Money makes the world go around, but mostly in circles. Maybe that’s why it makes everyone’s heads spin.
There’s nothing wrong with wanting to be rich, or making a ton of money (assuming it’s done morally, and to have more resources with which to do wonderful things, rather than chasing the impossible dream of identifying as ‘a rich person’). But both those that chase ‘richness’ and those that denounce it fall into the trap of believing having riches enables living well.
Money can lead to a Good Life, but because of how we commonly think about and use it, it doesn’t. For it is not the depth of one’s pockets, but the depth of one’s thoughts that enables the effective conversion of one’s resources into a Good Life.
As we saw earlier, while being rich may make you more ‘satisfied’ with your life, after a very low point it won’t make you feel that life is Good. ‘Life satisfaction’ surveys don’t tell us a lot beyond that we all feel like we should be satisfied if we’ve got money, so we say we are, which, ironically, could even drive a feeling of dissatisfaction.
What could be a good reminder to be grateful for what we’ve got more often ends up being a grudging gratitude, not a gleeful one.
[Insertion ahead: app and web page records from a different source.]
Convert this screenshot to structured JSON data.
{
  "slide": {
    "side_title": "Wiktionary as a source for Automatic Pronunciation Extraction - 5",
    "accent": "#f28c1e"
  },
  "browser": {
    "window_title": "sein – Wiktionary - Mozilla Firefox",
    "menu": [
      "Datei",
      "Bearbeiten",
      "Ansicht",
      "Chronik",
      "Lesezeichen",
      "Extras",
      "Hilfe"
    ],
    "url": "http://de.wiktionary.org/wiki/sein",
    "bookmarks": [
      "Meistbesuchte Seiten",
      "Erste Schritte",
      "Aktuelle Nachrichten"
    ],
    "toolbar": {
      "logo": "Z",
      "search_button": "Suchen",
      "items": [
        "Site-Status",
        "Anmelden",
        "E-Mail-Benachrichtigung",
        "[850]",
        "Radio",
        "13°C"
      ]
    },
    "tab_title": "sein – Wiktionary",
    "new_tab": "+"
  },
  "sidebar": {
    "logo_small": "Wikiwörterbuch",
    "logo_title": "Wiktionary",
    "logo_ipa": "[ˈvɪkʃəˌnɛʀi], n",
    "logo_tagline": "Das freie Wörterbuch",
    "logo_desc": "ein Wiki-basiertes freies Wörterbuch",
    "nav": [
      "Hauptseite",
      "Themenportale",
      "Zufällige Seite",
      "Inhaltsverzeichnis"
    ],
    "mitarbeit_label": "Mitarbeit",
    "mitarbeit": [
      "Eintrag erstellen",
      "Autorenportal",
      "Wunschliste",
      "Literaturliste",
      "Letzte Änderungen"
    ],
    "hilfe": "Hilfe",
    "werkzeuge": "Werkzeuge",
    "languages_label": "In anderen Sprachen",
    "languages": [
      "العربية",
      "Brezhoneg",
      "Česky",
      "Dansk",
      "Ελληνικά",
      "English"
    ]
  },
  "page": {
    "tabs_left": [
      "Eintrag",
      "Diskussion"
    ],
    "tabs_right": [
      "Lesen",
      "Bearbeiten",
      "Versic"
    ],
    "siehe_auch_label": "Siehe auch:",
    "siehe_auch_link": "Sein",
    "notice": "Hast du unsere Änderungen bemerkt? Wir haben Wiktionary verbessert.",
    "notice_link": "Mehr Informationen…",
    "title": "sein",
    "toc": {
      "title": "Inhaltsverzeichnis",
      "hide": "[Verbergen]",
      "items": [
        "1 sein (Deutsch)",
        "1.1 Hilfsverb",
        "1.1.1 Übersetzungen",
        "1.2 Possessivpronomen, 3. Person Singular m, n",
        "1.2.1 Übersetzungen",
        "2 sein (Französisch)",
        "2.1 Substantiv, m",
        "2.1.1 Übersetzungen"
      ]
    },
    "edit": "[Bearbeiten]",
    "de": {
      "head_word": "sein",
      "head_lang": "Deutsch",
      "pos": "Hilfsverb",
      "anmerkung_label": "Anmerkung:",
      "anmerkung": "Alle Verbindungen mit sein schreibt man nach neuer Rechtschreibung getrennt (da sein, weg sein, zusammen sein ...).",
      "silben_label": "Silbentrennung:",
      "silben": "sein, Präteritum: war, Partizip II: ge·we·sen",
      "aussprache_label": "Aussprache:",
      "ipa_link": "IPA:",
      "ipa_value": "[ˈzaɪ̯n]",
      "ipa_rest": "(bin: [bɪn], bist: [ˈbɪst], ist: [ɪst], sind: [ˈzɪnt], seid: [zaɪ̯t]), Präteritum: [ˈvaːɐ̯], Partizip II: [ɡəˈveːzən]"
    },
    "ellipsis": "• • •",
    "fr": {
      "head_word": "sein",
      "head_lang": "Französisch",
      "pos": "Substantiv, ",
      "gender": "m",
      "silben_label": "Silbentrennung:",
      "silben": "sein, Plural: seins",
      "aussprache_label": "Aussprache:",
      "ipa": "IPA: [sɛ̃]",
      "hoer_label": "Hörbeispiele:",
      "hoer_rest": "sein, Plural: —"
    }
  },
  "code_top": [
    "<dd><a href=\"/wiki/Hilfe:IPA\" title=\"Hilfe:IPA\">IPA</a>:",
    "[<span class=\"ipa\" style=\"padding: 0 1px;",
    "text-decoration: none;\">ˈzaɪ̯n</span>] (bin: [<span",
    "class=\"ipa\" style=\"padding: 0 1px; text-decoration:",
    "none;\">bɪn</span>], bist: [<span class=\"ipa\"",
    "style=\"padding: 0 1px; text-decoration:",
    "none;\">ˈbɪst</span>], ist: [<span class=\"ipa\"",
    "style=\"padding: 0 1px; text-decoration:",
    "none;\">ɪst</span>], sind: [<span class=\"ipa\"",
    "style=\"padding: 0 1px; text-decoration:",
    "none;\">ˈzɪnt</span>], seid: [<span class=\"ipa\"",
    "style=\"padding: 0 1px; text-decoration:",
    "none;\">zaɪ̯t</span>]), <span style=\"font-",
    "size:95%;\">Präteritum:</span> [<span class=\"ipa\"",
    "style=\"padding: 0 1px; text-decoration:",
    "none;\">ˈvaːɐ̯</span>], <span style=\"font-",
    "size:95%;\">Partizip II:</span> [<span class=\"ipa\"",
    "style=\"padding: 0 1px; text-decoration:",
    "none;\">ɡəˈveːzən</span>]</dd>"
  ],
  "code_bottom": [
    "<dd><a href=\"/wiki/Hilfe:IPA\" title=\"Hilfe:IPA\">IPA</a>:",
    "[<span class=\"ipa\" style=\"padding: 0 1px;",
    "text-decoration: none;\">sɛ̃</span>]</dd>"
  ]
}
It’s perfectly possible to be ‘satisfied’ with a life that still feels quite miserable a lot of the time. And in the words of Bertrand Russell: ‘What is the use of making everybody rich if the rich themselves are miserable?’[iii]
This may sound obvious, or even trite, but it’s crucial to understand. The people you think have what you want do not actually have what would make your life better – one part of which is understanding this very thing. Being rich fundamentally changes nothing; it just amplifies things. If you’re to avoid amplifying unwelcome itches, therefore, you need to know how to behave if you become richer, before you get there. Becoming ‘rich’ usually involves big sacrifices. You need to know they’ll be worth it.
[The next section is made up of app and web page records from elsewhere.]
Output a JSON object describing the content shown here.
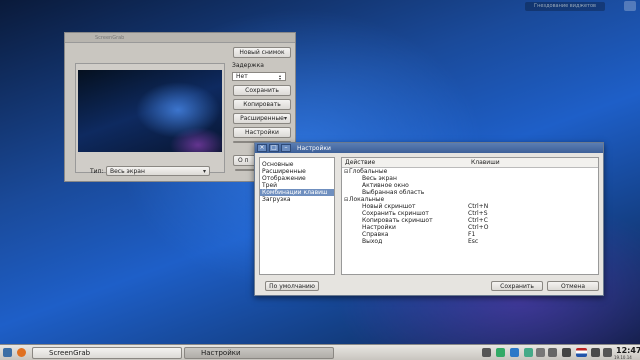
{
  "colors": {
    "accent": "#6f8fbf",
    "titlebar": "#3c5f98"
  },
  "desktop": {
    "top_hint": "Гнездование виджетов"
  },
  "screengrab": {
    "title": "ScreenGrab",
    "buttons": {
      "new_snapshot": "Новый снимок",
      "save": "Сохранить",
      "copy": "Копировать",
      "advanced": "Расширенные",
      "settings": "Настройки",
      "about": "О п"
    },
    "delay_label": "Задержка",
    "delay_value": "Нет",
    "type_label": "Тип:",
    "type_value": "Весь экран"
  },
  "settings_window": {
    "title": "Настройки",
    "categories": [
      "Основные",
      "Расширенные",
      "Отображение",
      "Трей",
      "Комбинации клавиш",
      "Загрузка"
    ],
    "selected_category": "Комбинации клавиш",
    "table": {
      "col_action": "Действие",
      "col_keys": "Клавиши",
      "rows": [
        {
          "action": "Глобальные",
          "keys": "",
          "group": true
        },
        {
          "action": "Весь экран",
          "keys": ""
        },
        {
          "action": "Активное окно",
          "keys": ""
        },
        {
          "action": "Выбранная область",
          "keys": ""
        },
        {
          "action": "Локальные",
          "keys": "",
          "group": true
        },
        {
          "action": "Новый скриншот",
          "keys": "Ctrl+N"
        },
        {
          "action": "Сохранить скриншот",
          "keys": "Ctrl+S"
        },
        {
          "action": "Копировать скриншот",
          "keys": "Ctrl+C"
        },
        {
          "action": "Настройки",
          "keys": "Ctrl+O"
        },
        {
          "action": "Справка",
          "keys": "F1"
        },
        {
          "action": "Выход",
          "keys": "Esc"
        }
      ]
    },
    "buttons": {
      "default": "По умолчанию",
      "save": "Сохранить",
      "cancel": "Отмена"
    }
  },
  "taskbar": {
    "tasks": [
      "ScreenGrab",
      "Настройки"
    ],
    "clock_time": "12:47",
    "clock_date": "19.10.14"
  }
}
More pertinently, much as we may declare ourselves satisfied because we think we should be, we can also think our relationship with money is broadly fine, on the grounds that we’ve got some. As if not needing to know how much the weekly food shop costs is the same as money playing as positive a role in our lives as it should do. Compared to a healthy relationship with money, ‘fine’ translates in the same way it does from the mouth of a moody teenager who’s just locked themselves in their room. We can all be more mature than that.
Money can be the most helpful thing there is, but we negate almost all of its benefits by the way we think about it. This isn’t about the specifics of how we earn it, or spend it. Even seemingly universally ‘good’ things can be done in wanky ways. Think of orthorexia. Or spiritual one-upmanship. Or people who go to gigs and view them through their phones. The point is that money can both bring focus to our deepest values and help align our lives with them, or it can blur those values and deceive us with a trillion distractions. It does all of this while remaining inanimate, often invisible, and sometimes entirely illusory. Because in truth money doesn’t do anything. We do. It’s all on us.
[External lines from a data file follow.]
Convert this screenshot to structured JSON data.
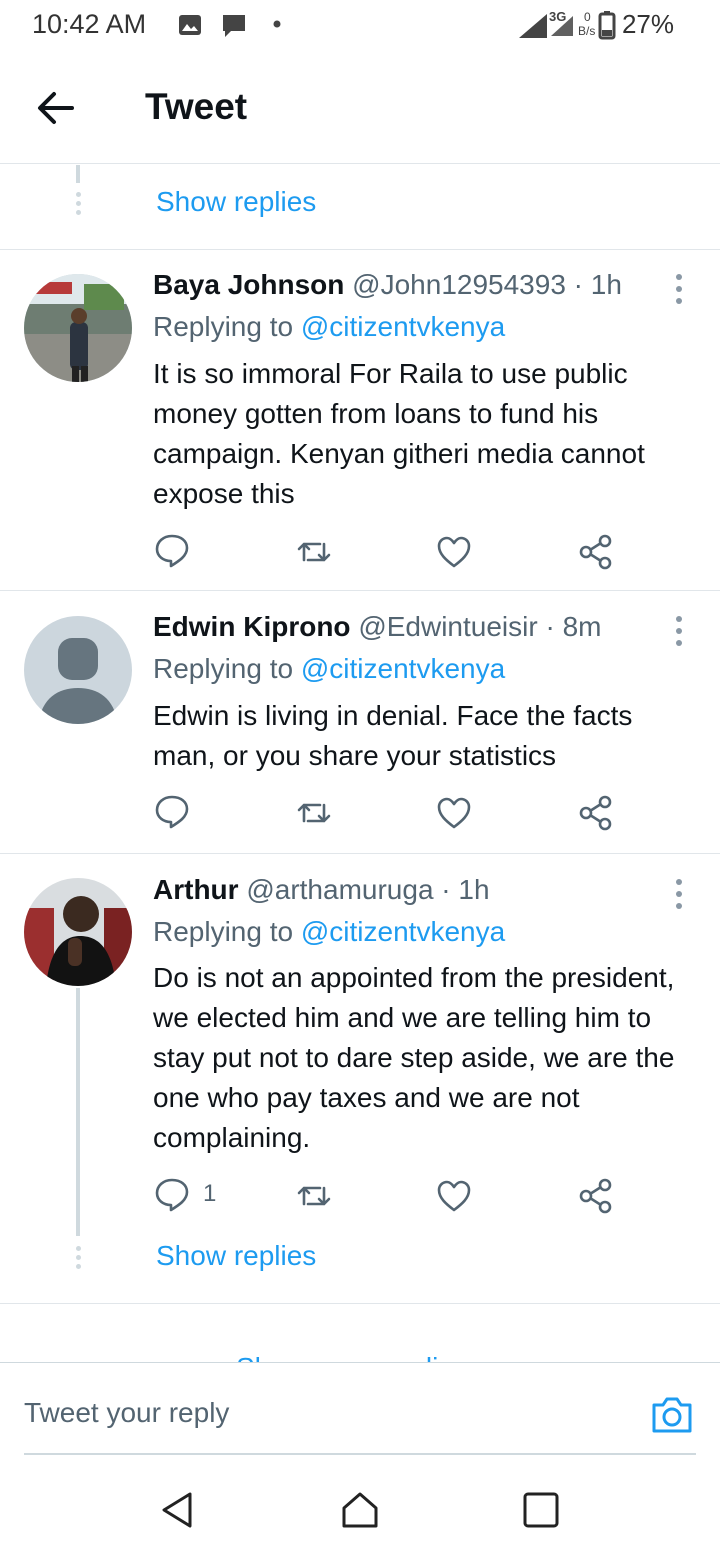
{
  "status_bar": {
    "time": "10:42 AM",
    "net_type": "3G",
    "net_speed": "0",
    "net_unit": "B/s",
    "battery": "27%"
  },
  "header": {
    "title": "Tweet"
  },
  "thread_top": {
    "show_replies": "Show replies"
  },
  "tweets": [
    {
      "name": "Baya Johnson",
      "handle": "@John12954393",
      "sep": "·",
      "time": "1h",
      "replying_prefix": "Replying to",
      "mention": "@citizentvkenya",
      "body": "It is so immoral For Raila to use public money gotten from loans to fund his campaign. Kenyan githeri media cannot expose this",
      "reply_count": ""
    },
    {
      "name": "Edwin Kiprono",
      "handle": "@Edwintueisir",
      "sep": "·",
      "time": "8m",
      "replying_prefix": "Replying to",
      "mention": "@citizentvkenya",
      "body": "Edwin is living in denial. Face the facts man, or you share your statistics",
      "reply_count": ""
    },
    {
      "name": "Arthur",
      "handle": "@arthamuruga",
      "sep": "·",
      "time": "1h",
      "replying_prefix": "Replying to",
      "mention": "@citizentvkenya",
      "body": "Do is not an appointed from the president, we elected him and we are telling him to stay put not to dare step aside, we are the one who pay taxes and we are not complaining.",
      "reply_count": "1",
      "show_replies": "Show replies"
    }
  ],
  "show_more": "Show more replies",
  "reply_bar": {
    "placeholder": "Tweet your reply"
  },
  "icons": {
    "back": "arrow-left-icon",
    "reply": "speech-bubble-icon",
    "retweet": "retweet-icon",
    "like": "heart-icon",
    "share": "share-icon",
    "camera": "camera-icon",
    "nav_back": "triangle-back-icon",
    "nav_home": "home-icon",
    "nav_recents": "square-recents-icon"
  },
  "colors": {
    "accent": "#1d9bf0",
    "muted": "#536471",
    "text": "#0f1419",
    "divider": "#e1e6ea"
  }
}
 Or indeed just wish for a better life and see what happens?
 The irony of being apparently ‘comfortable’ when talk of money turned their knuckles white and their shoulders to stone was rarely spotted.
 Source: Giving What We Can (https://www.givingwhatwecan.org/get-involved/how-rich-am-i/). Yes, numbers will change, and yes, these can only ever be broad estimates, but the point is not diminished because of this.
 I.e. a shade under £12,000. The UK personal allowance for income tax for 2020/21 is £12,500.
 As Matthieu Ricard explains in Happiness, ‘Average satisfaction remains relatively stable because the material conditions of life in the developed countries are generally excellent. On the other hand, it is eminently fragile. Should just one of these conditions suddenly vanish — due to the loss of a loved one or a job, for instance — that feeling of happiness would crumble. And in any case, declaring ourselves satisfied with life because there is no objective reason to complain about its conditions […] in no way prevents us from feeling ill at ease deep within ourselves.’
[i] H.L. Mencken, quoted in Richard Shell, Springboard
[iii] Bertrand Russell, The Conquest of Happiness